Fourteen million visitors have made the pilgrimage to this museum dedicated to the legendary producers of Swarovski crystal. Located just twenty minutes outside the city, Swarovski Crystal Worlds is part-crystal art gallery, part-sculptural garden. Both indoor and outdoor spaces are must-sees.
Innsbruck’s Must-Eat Food And Drink
The views are as much a part of the experience as the food at this iconic restaurant, which stands 6,200 feet above sea level. Enjoy traditional Tirolean cuisine for breakfast or lunch, or stop by for a coffee or beer in between your snow-romping.
Operating since 1803, Cafe Munding is Tirol’s oldest cake shop and continues to serve some of the best pastries in town. Its location in the historic city center makes it a popular destination for a drink and a nibble between sightseeing. Be sure to order the hot chocolate.
A literal one-man show—chef-owner Oscar Germes-Castro does everything from setting the table to washing the dishes—this eight-seater offers one of the most intimate dining experiences in the city. Chef Oscar, originally from Mexico, may have taken his culinary inspiration from the Austrians, but don’t expect to find Wiener Schnitzel here; he avoids meat and hews more closely to traditional Tirolean fare than the more internationally known dishes.
Christoph Bickel, who worked alongside Curtis Duffy at three-Michelin-starred Grace, has taken inspiration from the Chicago restaurant in opening his own establishment in Innsbruck. There’s a standard seven-course tasting menu available, but, like Grace, Oniriq is getting special attention for its vegetarian tasting menu, which highlights ingredients like mugwort, goldenberries, and wild mushrooms.
Ever had a rave inside an igloo? Go back home with a conversation-winning story to tell after you’ve visited the fluorescent Cloud 9, perched high up in the mountains. Though the bar is open during the day from December to April, opt for Friday evenings from 6 to 11 p.m., when the DJ’s come on to entertain the partiers.
Innsbruck's Must-Visit Ski Resorts
A favorite of locals, Patscherkofel is looked on fondly for holding the skiing and bobsled events in Innsbruck’s past two Olympics and can be reached in only fifteen minutes by car. It’s also among the most family-friendly of resorts, with three children’s areas and slopes appropriate for beginners.
Travel from Innsbruck to Nordkette in style by riding the Zaha Hadid-designed funicular to Hungerburg Station, then taking a short walk to the cable car station. Transportation couldn't be easier: the funicular starts in Old Town, right beside the Imperial Palace, and takes just twenty minutes to travel from the heart of the city to 6,500 feet above sea level.
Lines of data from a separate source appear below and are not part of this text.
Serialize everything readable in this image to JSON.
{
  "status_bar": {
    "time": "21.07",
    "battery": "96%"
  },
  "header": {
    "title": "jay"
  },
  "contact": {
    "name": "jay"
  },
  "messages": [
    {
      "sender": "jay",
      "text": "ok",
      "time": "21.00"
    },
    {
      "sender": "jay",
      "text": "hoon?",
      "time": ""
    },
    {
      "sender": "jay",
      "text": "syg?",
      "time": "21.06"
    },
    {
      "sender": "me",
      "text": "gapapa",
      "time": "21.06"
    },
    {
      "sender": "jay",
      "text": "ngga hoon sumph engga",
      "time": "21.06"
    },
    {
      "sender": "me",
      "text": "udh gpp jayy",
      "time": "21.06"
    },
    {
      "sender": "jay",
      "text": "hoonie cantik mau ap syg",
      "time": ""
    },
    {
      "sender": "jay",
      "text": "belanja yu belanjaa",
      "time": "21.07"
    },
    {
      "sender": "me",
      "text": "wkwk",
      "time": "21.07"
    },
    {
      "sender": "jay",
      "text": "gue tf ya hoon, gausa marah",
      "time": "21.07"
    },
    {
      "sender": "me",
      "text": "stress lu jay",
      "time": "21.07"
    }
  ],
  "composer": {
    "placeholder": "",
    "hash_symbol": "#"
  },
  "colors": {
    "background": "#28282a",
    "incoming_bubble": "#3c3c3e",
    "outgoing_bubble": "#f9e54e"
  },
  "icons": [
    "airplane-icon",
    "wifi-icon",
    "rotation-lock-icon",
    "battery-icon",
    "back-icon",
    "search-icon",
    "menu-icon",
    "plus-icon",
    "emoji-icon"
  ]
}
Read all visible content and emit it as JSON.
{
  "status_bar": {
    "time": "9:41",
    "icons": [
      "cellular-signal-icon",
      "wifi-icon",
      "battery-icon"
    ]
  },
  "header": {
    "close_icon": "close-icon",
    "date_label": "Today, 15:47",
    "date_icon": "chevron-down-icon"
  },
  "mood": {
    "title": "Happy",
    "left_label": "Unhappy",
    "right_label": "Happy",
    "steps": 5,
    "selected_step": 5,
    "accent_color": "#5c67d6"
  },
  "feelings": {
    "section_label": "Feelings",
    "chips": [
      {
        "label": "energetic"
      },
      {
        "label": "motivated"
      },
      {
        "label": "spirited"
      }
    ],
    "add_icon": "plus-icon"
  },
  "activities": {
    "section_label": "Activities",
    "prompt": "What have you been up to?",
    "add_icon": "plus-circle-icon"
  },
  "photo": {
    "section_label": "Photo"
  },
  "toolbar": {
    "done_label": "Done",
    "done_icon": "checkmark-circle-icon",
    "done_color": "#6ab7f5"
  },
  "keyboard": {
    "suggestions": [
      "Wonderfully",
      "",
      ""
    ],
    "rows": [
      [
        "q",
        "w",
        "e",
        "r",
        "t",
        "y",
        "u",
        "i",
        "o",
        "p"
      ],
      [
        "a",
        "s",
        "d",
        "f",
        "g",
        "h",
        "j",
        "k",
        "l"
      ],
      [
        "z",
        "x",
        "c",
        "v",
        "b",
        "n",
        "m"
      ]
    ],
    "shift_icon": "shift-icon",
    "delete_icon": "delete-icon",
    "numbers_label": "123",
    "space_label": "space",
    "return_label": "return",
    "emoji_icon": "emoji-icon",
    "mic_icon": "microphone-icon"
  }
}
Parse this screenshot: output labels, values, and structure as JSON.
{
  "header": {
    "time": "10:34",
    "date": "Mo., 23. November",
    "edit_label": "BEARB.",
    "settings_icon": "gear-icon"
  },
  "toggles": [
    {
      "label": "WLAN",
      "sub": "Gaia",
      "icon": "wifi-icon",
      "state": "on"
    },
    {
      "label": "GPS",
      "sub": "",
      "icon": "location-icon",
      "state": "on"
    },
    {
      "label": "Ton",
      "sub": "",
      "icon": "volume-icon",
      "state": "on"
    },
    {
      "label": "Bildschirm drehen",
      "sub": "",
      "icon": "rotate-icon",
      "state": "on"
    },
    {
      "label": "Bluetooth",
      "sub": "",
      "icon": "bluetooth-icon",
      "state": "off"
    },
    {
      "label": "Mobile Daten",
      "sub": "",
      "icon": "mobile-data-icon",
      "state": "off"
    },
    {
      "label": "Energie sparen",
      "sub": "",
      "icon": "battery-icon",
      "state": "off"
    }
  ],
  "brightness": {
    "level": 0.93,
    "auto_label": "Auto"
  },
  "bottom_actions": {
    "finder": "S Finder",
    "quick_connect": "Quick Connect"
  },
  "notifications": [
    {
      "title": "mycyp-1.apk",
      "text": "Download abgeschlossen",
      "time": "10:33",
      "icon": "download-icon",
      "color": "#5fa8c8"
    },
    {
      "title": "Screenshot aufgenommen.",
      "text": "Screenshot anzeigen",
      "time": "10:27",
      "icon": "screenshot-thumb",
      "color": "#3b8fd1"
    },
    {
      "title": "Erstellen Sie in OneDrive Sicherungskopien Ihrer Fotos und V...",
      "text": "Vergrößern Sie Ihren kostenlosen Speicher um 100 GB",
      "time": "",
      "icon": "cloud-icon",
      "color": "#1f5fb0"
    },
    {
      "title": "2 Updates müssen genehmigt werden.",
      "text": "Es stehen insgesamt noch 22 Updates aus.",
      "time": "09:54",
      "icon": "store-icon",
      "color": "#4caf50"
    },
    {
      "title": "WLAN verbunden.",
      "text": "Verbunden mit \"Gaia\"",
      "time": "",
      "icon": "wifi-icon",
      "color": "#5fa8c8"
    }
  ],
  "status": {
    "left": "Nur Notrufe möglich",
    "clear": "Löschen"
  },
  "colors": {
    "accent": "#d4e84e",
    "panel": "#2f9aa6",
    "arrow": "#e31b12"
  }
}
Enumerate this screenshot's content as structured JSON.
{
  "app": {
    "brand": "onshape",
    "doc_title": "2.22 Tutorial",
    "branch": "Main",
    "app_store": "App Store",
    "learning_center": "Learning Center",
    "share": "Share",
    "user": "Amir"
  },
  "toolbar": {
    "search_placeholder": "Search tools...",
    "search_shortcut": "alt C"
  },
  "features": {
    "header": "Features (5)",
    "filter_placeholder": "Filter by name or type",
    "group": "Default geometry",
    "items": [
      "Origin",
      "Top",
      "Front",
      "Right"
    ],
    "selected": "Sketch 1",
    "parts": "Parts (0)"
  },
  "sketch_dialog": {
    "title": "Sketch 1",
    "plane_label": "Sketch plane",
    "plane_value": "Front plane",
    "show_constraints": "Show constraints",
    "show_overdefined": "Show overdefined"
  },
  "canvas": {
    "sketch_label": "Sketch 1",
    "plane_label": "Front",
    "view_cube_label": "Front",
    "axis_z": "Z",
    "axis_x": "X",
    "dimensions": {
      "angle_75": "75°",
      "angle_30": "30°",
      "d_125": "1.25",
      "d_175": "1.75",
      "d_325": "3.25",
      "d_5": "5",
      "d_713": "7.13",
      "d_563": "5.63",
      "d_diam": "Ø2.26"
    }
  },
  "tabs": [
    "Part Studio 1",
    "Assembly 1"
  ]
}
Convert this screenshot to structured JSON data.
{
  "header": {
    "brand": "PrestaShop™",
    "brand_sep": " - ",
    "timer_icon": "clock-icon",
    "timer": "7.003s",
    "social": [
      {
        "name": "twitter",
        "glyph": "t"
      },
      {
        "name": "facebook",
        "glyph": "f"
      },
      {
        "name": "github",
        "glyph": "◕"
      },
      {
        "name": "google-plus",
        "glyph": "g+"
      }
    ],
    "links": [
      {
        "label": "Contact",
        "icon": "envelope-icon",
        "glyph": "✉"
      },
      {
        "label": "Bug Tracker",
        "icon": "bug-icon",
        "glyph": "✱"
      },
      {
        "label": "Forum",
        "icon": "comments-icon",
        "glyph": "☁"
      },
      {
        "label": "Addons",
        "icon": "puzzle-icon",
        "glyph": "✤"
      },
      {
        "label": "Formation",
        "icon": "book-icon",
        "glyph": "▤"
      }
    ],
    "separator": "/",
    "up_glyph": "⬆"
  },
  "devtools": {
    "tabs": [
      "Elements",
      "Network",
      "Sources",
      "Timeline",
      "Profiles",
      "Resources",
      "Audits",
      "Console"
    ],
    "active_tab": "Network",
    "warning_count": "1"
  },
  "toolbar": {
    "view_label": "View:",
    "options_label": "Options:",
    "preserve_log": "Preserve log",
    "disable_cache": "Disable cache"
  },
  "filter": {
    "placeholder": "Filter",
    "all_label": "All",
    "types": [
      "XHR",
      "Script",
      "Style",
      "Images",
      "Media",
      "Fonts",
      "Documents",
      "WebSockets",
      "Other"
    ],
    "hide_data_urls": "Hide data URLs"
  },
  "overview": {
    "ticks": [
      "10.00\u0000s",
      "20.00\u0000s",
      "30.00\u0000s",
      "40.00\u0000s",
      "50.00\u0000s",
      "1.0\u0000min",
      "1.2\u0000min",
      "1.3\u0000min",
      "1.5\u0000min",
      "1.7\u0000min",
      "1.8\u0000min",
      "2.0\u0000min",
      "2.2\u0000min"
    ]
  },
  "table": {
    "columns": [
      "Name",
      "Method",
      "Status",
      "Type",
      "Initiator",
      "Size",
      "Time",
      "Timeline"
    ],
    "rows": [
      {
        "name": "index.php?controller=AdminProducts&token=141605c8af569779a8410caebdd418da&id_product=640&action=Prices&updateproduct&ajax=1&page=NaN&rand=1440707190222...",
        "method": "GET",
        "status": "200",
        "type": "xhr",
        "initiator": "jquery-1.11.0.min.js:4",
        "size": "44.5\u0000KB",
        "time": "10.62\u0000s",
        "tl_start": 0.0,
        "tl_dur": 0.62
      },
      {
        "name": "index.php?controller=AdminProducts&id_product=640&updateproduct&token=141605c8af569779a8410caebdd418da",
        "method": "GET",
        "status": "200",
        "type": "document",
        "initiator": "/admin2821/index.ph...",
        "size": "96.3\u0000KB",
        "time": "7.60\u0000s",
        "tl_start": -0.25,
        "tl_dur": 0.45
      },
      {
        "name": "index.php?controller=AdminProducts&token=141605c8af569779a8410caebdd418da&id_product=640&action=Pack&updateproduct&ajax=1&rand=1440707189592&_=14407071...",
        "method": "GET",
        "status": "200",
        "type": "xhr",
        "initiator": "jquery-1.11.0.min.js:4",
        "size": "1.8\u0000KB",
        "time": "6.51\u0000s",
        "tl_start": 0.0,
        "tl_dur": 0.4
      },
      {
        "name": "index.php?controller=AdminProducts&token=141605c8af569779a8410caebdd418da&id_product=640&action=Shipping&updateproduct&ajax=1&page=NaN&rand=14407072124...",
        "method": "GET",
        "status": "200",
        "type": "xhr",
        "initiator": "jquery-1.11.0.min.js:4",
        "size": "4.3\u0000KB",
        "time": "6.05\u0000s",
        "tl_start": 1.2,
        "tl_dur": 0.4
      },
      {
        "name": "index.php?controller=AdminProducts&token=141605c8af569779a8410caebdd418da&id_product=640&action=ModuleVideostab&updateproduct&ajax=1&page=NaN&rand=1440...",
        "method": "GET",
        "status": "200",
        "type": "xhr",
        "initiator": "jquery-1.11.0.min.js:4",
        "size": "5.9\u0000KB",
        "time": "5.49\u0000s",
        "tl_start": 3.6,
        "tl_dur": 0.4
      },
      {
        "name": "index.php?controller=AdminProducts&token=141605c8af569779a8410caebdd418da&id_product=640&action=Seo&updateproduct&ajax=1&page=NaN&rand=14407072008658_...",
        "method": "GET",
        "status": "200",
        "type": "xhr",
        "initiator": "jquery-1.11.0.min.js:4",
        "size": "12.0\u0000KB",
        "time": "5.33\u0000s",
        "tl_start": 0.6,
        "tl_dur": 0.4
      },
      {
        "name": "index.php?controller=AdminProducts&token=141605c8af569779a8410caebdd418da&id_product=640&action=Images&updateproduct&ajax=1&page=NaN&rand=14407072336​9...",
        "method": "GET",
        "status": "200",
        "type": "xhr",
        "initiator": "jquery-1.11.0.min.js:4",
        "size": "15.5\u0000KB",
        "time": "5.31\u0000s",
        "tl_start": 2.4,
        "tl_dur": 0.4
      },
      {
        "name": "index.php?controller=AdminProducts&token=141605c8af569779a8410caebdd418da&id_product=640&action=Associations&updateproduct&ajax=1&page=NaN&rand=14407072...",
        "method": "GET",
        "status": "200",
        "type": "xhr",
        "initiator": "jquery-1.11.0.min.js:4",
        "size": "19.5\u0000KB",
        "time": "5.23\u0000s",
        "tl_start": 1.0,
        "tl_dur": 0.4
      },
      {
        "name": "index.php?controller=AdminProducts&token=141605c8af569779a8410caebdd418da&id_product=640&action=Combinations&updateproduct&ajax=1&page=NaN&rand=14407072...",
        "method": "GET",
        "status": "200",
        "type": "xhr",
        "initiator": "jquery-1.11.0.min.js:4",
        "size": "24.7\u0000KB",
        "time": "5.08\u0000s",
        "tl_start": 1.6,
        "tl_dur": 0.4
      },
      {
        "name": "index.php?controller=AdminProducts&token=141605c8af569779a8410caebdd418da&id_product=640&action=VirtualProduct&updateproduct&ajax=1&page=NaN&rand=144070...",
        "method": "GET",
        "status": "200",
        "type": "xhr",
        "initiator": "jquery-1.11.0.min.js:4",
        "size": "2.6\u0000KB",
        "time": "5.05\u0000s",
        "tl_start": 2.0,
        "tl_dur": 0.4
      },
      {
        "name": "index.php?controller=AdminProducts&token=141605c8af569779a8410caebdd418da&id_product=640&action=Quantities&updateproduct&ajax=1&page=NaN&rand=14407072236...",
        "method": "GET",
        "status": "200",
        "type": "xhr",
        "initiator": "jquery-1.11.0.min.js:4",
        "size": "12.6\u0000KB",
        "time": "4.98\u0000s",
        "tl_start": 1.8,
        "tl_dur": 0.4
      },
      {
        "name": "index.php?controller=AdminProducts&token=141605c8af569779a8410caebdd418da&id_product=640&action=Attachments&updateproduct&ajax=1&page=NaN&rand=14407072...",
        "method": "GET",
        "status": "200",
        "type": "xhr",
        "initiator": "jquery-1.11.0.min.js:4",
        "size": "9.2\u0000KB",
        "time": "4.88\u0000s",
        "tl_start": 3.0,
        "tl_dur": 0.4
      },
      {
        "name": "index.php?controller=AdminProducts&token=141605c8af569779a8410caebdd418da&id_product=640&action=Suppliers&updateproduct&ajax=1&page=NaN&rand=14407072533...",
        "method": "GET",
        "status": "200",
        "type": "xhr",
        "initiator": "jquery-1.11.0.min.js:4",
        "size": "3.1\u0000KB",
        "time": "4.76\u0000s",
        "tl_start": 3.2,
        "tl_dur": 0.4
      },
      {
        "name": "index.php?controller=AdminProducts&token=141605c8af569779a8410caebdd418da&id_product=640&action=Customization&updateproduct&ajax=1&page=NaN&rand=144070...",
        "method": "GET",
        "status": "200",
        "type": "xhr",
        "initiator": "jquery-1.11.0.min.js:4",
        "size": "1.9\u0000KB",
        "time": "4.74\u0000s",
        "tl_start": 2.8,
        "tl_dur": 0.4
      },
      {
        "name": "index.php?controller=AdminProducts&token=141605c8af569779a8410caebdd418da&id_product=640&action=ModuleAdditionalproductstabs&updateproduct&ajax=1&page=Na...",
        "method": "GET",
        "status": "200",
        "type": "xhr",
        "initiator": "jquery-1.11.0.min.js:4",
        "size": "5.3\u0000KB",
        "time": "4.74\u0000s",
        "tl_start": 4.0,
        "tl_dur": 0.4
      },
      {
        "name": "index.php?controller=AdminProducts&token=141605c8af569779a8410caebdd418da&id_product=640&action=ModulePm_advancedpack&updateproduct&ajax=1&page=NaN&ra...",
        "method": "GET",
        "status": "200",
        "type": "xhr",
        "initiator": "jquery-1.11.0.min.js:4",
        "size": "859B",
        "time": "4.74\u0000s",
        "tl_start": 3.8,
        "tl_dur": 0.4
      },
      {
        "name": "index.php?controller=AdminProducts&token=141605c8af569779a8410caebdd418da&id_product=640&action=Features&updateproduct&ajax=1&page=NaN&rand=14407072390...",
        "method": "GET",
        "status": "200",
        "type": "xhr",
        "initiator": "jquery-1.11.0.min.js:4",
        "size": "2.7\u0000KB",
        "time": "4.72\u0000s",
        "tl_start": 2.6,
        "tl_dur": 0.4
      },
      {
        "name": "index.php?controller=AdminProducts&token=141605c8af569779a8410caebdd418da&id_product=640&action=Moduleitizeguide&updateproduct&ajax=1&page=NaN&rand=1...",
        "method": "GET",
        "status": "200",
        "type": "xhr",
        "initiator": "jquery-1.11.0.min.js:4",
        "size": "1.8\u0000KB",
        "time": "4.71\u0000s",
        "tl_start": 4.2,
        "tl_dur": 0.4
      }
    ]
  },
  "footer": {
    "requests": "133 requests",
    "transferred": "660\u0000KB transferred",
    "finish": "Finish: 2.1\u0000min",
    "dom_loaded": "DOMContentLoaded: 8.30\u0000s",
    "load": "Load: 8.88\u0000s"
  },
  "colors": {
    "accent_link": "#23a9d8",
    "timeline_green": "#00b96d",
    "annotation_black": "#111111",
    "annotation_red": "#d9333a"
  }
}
Situated in Austria’s most expansive park, Nordkette offers spectacular views. Beginners, however, should avoid this ski resort, as its slopes are better suited for intermediate and advanced skiers.
Serious winter sports enthusiasts should head to Stubai Glacier, the largest glacier ski area in Austria. With pistes of 10,000 feet and above, the resort is guaranteed to have snow from October to June. Snowboarders as well can enjoy the offerings, which include a half-pipe, several jumps, and a racecourse.
Getting Around Innsbruck
The Innsbruck Card is the way to go. In addition to free access to public transportation within the city, it offers free one-time admission to all museums and attractions and one round-trip journey on all lifts and cable cars. Starting May 1, the card is available as a 24-hour (€43), 48-hour (€50), or 72-hour (€59) pass.
Visiting during prime ski season? Save yourself the hassle of renting a car; in the winter, a free ski bus makes a circuit between Innsbruck and all of the ski resorts.
Journy is available in Vienna, Salzburg, and Innsbruck and there's so much more to explore! Learn more about Austria and how Journy can help you plan your trip at austria.gojourny.com.